Format

Send to

Choose Destination
Neurotoxicology. 2013 Dec;39:158-68. doi: 10.1016/j.neuro.2013.09.003. Epub 2013 Oct 9.

Neurodevelopmental effects in children associated with exposure to organophosphate pesticides: a systematic review.

Author information

1
Faculty of Health Sciences, Catholic University of Maule, Avda. San Miguel 3605, Talca, Región del Maule, Chile. Electronic address: mtmunozq@gmail.com.

Abstract

Many studies have investigated the neurodevelopmental effects of prenatal and early childhood exposures to organophosphate (OP) pesticides among children, but they have not been collectively evaluated.
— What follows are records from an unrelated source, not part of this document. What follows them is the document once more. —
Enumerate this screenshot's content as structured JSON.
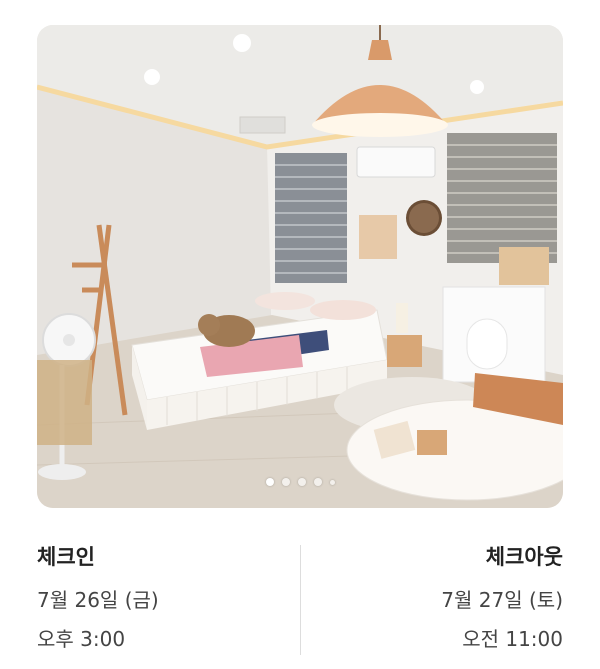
{
  "photo": {
    "alt": "Room photo with bed, lamp and table",
    "carousel": {
      "count": 5,
      "active_index": 0
    }
  },
  "checkin": {
    "label": "체크인",
    "date": "7월 26일 (금)",
    "time": "오후 3:00"
  },
  "checkout": {
    "label": "체크아웃",
    "date": "7월 27일 (토)",
    "time": "오전 11:00"
  }
}
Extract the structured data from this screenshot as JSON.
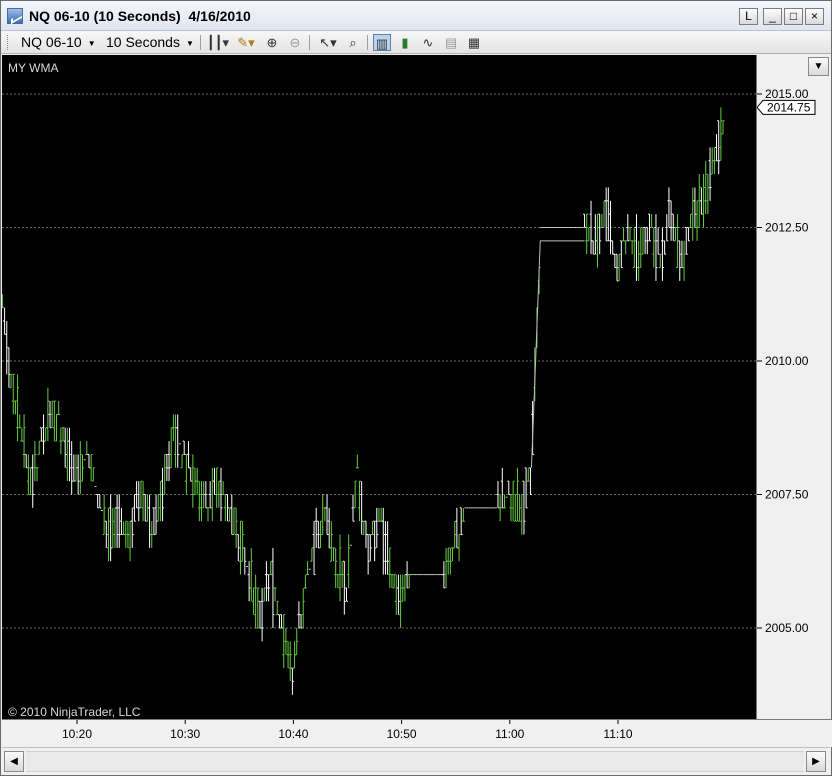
{
  "window": {
    "title": "NQ 06-10 (10 Seconds)  4/16/2010",
    "buttons": {
      "link": "L",
      "minimize": "_",
      "maximize": "□",
      "close": "×"
    }
  },
  "toolbar": {
    "instrument": "NQ 06-10",
    "interval": "10 Seconds",
    "icons": [
      "bar-type-icon",
      "drawing-pencil-icon",
      "zoom-in-icon",
      "zoom-out-icon",
      "cursor-icon",
      "magnifier-icon",
      "chart-trader-icon",
      "candlestick-icon",
      "line-chart-icon",
      "data-box-icon",
      "properties-icon"
    ]
  },
  "chart": {
    "indicator_label": "MY WMA",
    "copyright": "© 2010 NinjaTrader, LLC",
    "current_price_label": "2014.75"
  },
  "chart_data": {
    "type": "ohlc",
    "instrument": "NQ 06-10",
    "interval": "10 Seconds",
    "date": "4/16/2010",
    "y_ticks": [
      "2015.00",
      "2012.50",
      "2010.00",
      "2007.50",
      "2005.00"
    ],
    "x_ticks": [
      "10:20",
      "10:30",
      "10:40",
      "10:50",
      "11:00",
      "11:10"
    ],
    "ylim": [
      2003.25,
      2015.5
    ],
    "last_price": 2014.75,
    "up_color": "#66cc44",
    "down_color": "#ffffff",
    "grid": true,
    "price_path": [
      [
        "10:13",
        2011.25
      ],
      [
        "10:14",
        2009.75
      ],
      [
        "10:15",
        2008.5
      ],
      [
        "10:16",
        2007.75
      ],
      [
        "10:17",
        2008.75
      ],
      [
        "10:18",
        2009.0
      ],
      [
        "10:19",
        2008.5
      ],
      [
        "10:20",
        2007.75
      ],
      [
        "10:21",
        2008.25
      ],
      [
        "10:22",
        2007.5
      ],
      [
        "10:23",
        2006.75
      ],
      [
        "10:24",
        2007.0
      ],
      [
        "10:25",
        2006.75
      ],
      [
        "10:26",
        2007.5
      ],
      [
        "10:27",
        2006.75
      ],
      [
        "10:28",
        2007.5
      ],
      [
        "10:29",
        2008.75
      ],
      [
        "10:30",
        2008.25
      ],
      [
        "10:31",
        2007.75
      ],
      [
        "10:32",
        2007.25
      ],
      [
        "10:33",
        2007.75
      ],
      [
        "10:34",
        2007.25
      ],
      [
        "10:35",
        2006.75
      ],
      [
        "10:36",
        2006.0
      ],
      [
        "10:37",
        2005.25
      ],
      [
        "10:38",
        2006.0
      ],
      [
        "10:39",
        2005.0
      ],
      [
        "10:40",
        2004.25
      ],
      [
        "10:41",
        2005.5
      ],
      [
        "10:42",
        2006.5
      ],
      [
        "10:43",
        2007.25
      ],
      [
        "10:44",
        2006.25
      ],
      [
        "10:45",
        2005.75
      ],
      [
        "10:46",
        2007.75
      ],
      [
        "10:47",
        2006.5
      ],
      [
        "10:48",
        2007.0
      ],
      [
        "10:49",
        2006.25
      ],
      [
        "10:50",
        2005.5
      ],
      [
        "10:51",
        2006.0
      ],
      [
        "10:52",
        2006.0
      ],
      [
        "10:53",
        2006.0
      ],
      [
        "10:54",
        2006.0
      ],
      [
        "10:55",
        2006.5
      ],
      [
        "10:56",
        2007.25
      ],
      [
        "10:57",
        2007.25
      ],
      [
        "10:58",
        2007.25
      ],
      [
        "10:59",
        2007.25
      ],
      [
        "11:00",
        2007.5
      ],
      [
        "11:01",
        2007.25
      ],
      [
        "11:02",
        2007.75
      ],
      [
        "11:03",
        2012.5
      ],
      [
        "11:04",
        2012.5
      ],
      [
        "11:05",
        2012.5
      ],
      [
        "11:06",
        2012.5
      ],
      [
        "11:07",
        2012.5
      ],
      [
        "11:08",
        2012.25
      ],
      [
        "11:09",
        2012.75
      ],
      [
        "11:10",
        2011.75
      ],
      [
        "11:11",
        2012.5
      ],
      [
        "11:12",
        2012.0
      ],
      [
        "11:13",
        2012.5
      ],
      [
        "11:14",
        2012.0
      ],
      [
        "11:15",
        2012.75
      ],
      [
        "11:16",
        2011.75
      ],
      [
        "11:17",
        2012.75
      ],
      [
        "11:18",
        2013.0
      ],
      [
        "11:19",
        2013.75
      ],
      [
        "11:20",
        2014.75
      ]
    ]
  }
}
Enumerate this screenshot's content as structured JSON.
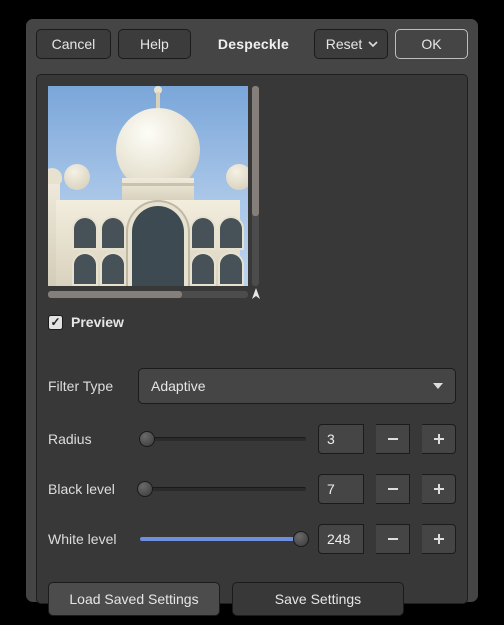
{
  "header": {
    "cancel": "Cancel",
    "help": "Help",
    "title": "Despeckle",
    "reset": "Reset",
    "ok": "OK"
  },
  "preview": {
    "checkbox_label": "Preview",
    "checked": true
  },
  "filter": {
    "label": "Filter Type",
    "value": "Adaptive"
  },
  "sliders": {
    "radius": {
      "label": "Radius",
      "value": "3",
      "min": 1,
      "max": 100,
      "frac": 0.04
    },
    "black": {
      "label": "Black level",
      "value": "7",
      "min": 0,
      "max": 255,
      "frac": 0.03
    },
    "white": {
      "label": "White level",
      "value": "248",
      "min": 0,
      "max": 255,
      "frac": 0.972
    }
  },
  "footer": {
    "load": "Load Saved Settings",
    "save": "Save Settings"
  }
}
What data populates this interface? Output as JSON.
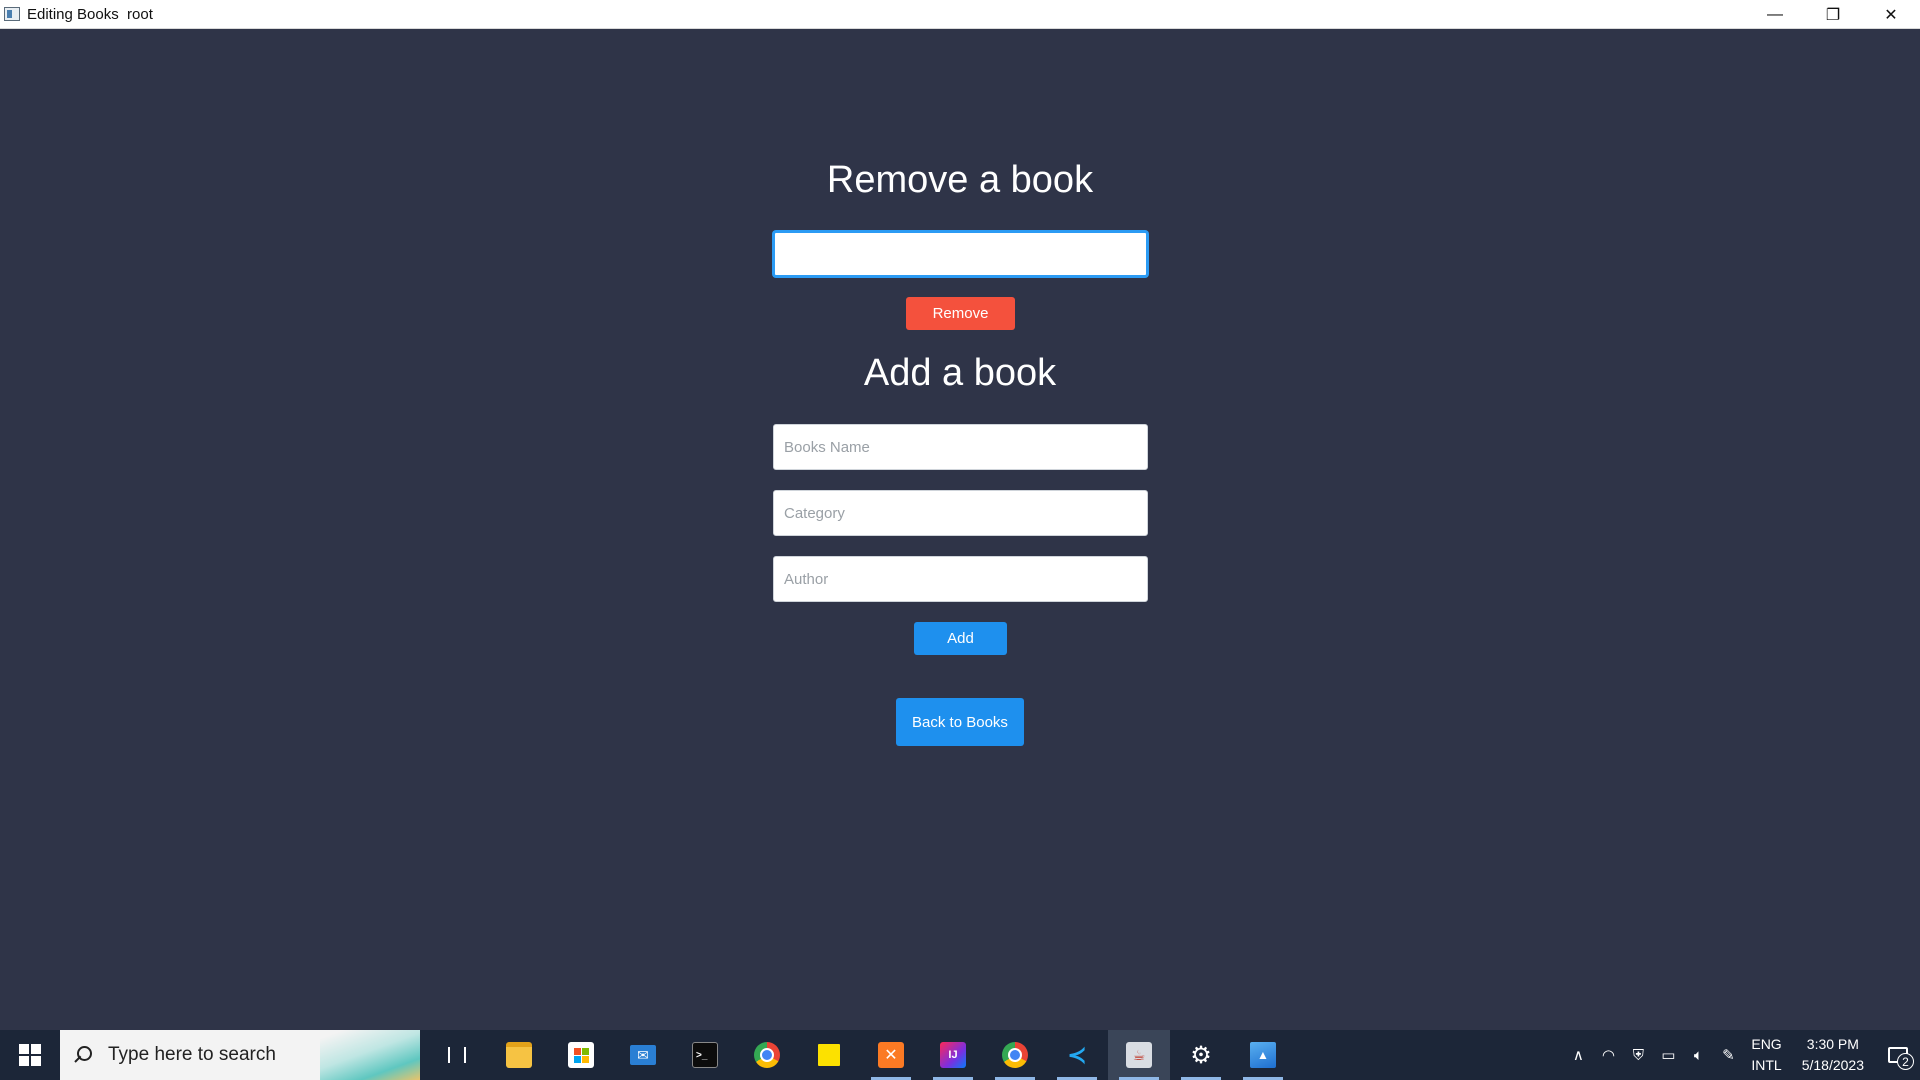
{
  "window": {
    "title": "Editing Books  root",
    "minimize_glyph": "—",
    "maximize_glyph": "❐",
    "close_glyph": "✕"
  },
  "remove_section": {
    "heading": "Remove a book",
    "input_value": "",
    "button_label": "Remove"
  },
  "add_section": {
    "heading": "Add a book",
    "name_placeholder": "Books Name",
    "category_placeholder": "Category",
    "author_placeholder": "Author",
    "button_label": "Add"
  },
  "back_button_label": "Back to Books",
  "colors": {
    "background": "#2f3448",
    "remove_button": "#f4513d",
    "primary_button": "#1e90ee",
    "focus_border": "#2b9bf4"
  },
  "taskbar": {
    "search_placeholder": "Type here to search",
    "apps": [
      {
        "icon": "task-view-icon"
      },
      {
        "icon": "file-explorer-icon"
      },
      {
        "icon": "microsoft-store-icon"
      },
      {
        "icon": "mail-icon"
      },
      {
        "icon": "terminal-icon"
      },
      {
        "icon": "chrome-icon"
      },
      {
        "icon": "sticky-notes-icon"
      },
      {
        "icon": "xampp-icon"
      },
      {
        "icon": "intellij-icon"
      },
      {
        "icon": "chrome-icon"
      },
      {
        "icon": "vscode-icon"
      },
      {
        "icon": "java-app-icon"
      },
      {
        "icon": "settings-icon"
      },
      {
        "icon": "photos-icon"
      }
    ],
    "tray": {
      "language_top": "ENG",
      "language_bottom": "INTL",
      "time": "3:30 PM",
      "date": "5/18/2023",
      "notification_count": "2"
    }
  }
}
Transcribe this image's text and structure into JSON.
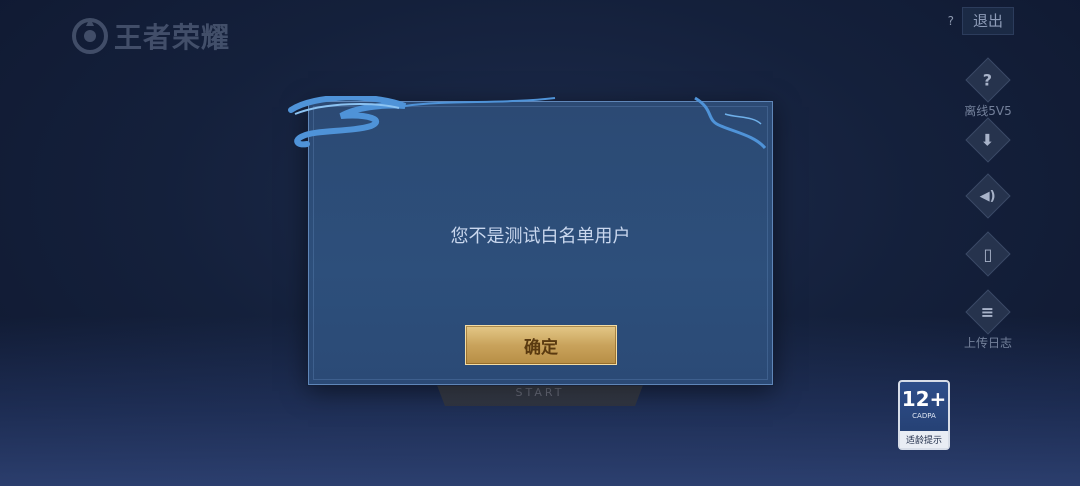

The aim of the present article is to synthesize reported evidence over the last decade on OP exposure and neurodevelopmental effects in children. The Data Sources were PubMed, Web of Science, EBSCO, SciVerse Scopus, SpringerLink, SciELO and DOAJ. The eligibility criteria considered were studies assessing exposure to OP pesticides and neurodevelopmental effects in children from birth to 18 years of age, published between 2002 and 2012 in English or Spanish. Twenty-seven articles met the eligibility criteria. Studies were rated for evidential consideration as high, intermediate, or low based upon the study design, number of participants, exposure measurement, and neurodevelopmental measures. All but one of the 27 studies evaluated showed some negative effects of pesticides on neurobehavioral development. A positive dose-response relationship between OP exposure and neurodevelopmental outcomes was found in all but one of the 12 studies that assessed dose-response. In the ten longitudinal studies that assessed prenatal exposure to OPs, cognitive deficits (related to working memory) were found in children at age 7 years, behavioral deficits (related to attention) seen mainly in toddlers, and motor deficits (abnormal reflexes) seen mainly in neonates. No meta-analysis was possible due to different measurements of exposure assessment and outcomes. Eleven studies (all longitudinal) were rated high, 14 studies were rated intermediate, and two studies were rated low. Evidence of neurological deficits associated with exposure to OP pesticides in children is growing. The studies reviewed collectively support the hypothesis that exposure to OP pesticides induces neurotoxic effects. Further research is needed to understand effects associated with exposure in critical windows of development.

KEYWORDS:

Children; Environmental exposure; Health; Neurodevelopment; Neurotoxicant; Organophosphate pesticides

PMID:
24121005
PMCID:
PMC3899350
DOI:
10.1016/j.neuro.2013.09.003
[Indexed for MEDLINE]
Free PMC Article

Supplemental Content

Full text links

Icon for Elsevier Science Icon for PubMed Central
Loading ...
Support Center